Cyclists become data miners: the Province of Utrecht has distributed 500 sensors to its residents that they could attach to their bikes to collect data on air quality, humidity, temperature, and road surface. The information collected from the ‘Snuffelfiets’, ‘Sniffer Bikes’, will allow the city to anticipate road interventions and identify heat islands, thus informing future urban planning needs.
In Helsinki, over 150 residents have helped measure local air pollution by carrying portable sensors during their daily routes in the city. The name of the project: ‘Healthy Outdoor Premises for Everyone’ (HOPE).
And in Amsterdam, the ‘Hollandse Luchten’ initiative, ‘Dutch Skies’, has been launched to measure air quality in the northern Holland region. Citizens can order an open-source sensor kit that measures different particles to evaluate outdoor air quality.
Citizen science initiatives for a better living
Citizen science initiatives like this have increased in European cities last year, as the European Environment Agency and the European Commission noted. Involving people in collecting data has become very useful to cities as it can be the start of a conversation towards more sustainable, smart and inclusive urban policies and action plans. Cities often lack the resources to create and maintain holistic databases – that’s where citizens come in.
Many cities introducing these initiatives are facing common challenges like different calibration of sensors or incompatible data processing. However, there is an opportunity in sharing common challenges and solutions. Cities in the Netherlands have recognised the potential for collaboration, bringing together over 40 partner organisations, including different Dutch local administrations, businesses, experts, and citizens organisations, to sign the Dutch City Deal.
CitiMeasure: new European project
The Dutch model is unique as it created an ecosystem of partners around citizen measurement, and it has inspired a new European project: ‘CitiMeasure’. Building on the efforts of the Dutch City Deal, CitiMeasure will develop and test tools to address common challenges of citizen science initiatives. The project will compile an analysis of current European trends and will build knowledge to share with a European methodology.
The steps already taken by the Dutch City Deal and the CitiMeasure project are essential for European cities to reach the goals of the European Green Deal. They will contribute to achieving climate neutrality as set by the Paris Agreement.
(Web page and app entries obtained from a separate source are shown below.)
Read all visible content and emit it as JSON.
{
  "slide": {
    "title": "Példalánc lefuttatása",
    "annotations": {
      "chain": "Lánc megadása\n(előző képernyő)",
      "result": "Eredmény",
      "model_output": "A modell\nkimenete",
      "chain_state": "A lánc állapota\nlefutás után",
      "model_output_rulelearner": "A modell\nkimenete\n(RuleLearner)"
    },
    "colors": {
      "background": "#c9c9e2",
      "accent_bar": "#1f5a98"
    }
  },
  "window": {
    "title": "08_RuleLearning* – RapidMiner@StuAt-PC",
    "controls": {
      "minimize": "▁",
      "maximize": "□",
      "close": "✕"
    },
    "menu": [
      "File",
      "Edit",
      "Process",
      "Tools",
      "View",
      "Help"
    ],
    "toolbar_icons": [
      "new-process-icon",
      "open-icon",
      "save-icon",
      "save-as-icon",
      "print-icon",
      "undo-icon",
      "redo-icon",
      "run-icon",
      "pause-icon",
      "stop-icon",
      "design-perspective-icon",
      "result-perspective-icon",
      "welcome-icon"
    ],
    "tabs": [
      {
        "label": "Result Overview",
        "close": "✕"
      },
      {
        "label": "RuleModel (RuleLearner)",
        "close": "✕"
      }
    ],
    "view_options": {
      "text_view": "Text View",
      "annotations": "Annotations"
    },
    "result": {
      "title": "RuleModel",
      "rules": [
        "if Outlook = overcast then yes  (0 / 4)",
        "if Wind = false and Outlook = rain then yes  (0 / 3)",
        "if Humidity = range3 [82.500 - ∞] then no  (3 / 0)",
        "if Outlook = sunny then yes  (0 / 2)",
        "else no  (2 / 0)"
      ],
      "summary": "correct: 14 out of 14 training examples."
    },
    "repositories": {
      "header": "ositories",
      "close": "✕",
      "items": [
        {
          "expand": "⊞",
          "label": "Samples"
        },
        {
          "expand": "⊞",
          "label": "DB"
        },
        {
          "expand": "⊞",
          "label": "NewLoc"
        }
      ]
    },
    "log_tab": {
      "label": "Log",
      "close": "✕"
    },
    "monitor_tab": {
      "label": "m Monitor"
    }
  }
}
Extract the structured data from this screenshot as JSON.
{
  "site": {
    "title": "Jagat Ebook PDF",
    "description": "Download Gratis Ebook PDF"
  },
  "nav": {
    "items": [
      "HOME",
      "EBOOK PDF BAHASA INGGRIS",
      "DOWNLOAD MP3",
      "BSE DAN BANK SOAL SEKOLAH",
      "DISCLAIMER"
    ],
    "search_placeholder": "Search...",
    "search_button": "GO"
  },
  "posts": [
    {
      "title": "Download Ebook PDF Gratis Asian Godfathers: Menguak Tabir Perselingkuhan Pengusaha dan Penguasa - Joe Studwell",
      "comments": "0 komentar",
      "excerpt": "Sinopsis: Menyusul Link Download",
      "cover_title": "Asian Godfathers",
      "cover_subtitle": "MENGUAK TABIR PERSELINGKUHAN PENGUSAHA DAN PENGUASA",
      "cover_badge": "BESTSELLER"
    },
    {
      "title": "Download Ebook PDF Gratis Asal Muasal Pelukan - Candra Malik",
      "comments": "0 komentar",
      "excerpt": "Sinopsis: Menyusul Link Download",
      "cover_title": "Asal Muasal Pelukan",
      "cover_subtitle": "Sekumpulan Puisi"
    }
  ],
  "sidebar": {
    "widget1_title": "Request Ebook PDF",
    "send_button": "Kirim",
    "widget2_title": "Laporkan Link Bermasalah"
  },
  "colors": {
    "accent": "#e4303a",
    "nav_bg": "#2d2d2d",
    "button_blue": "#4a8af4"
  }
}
They will also contribute to the purpose of the digital transformation and respond to one of the UN Sustainable Development Goal, ‘Make cities inclusive, safe, resilient and sustainable’, by involving residents to be active participants in their cities’ transformation.
‘Knowledge is power’, a sentence commonly attributed to Sir Francis Bacon, could be updated today with ‘Data is power’. And cities are inviting their people to get involved in monitoring their environment, to create a better living for all.
You can find out more about the project CitiMeasure here
Photo © RTV Utrecht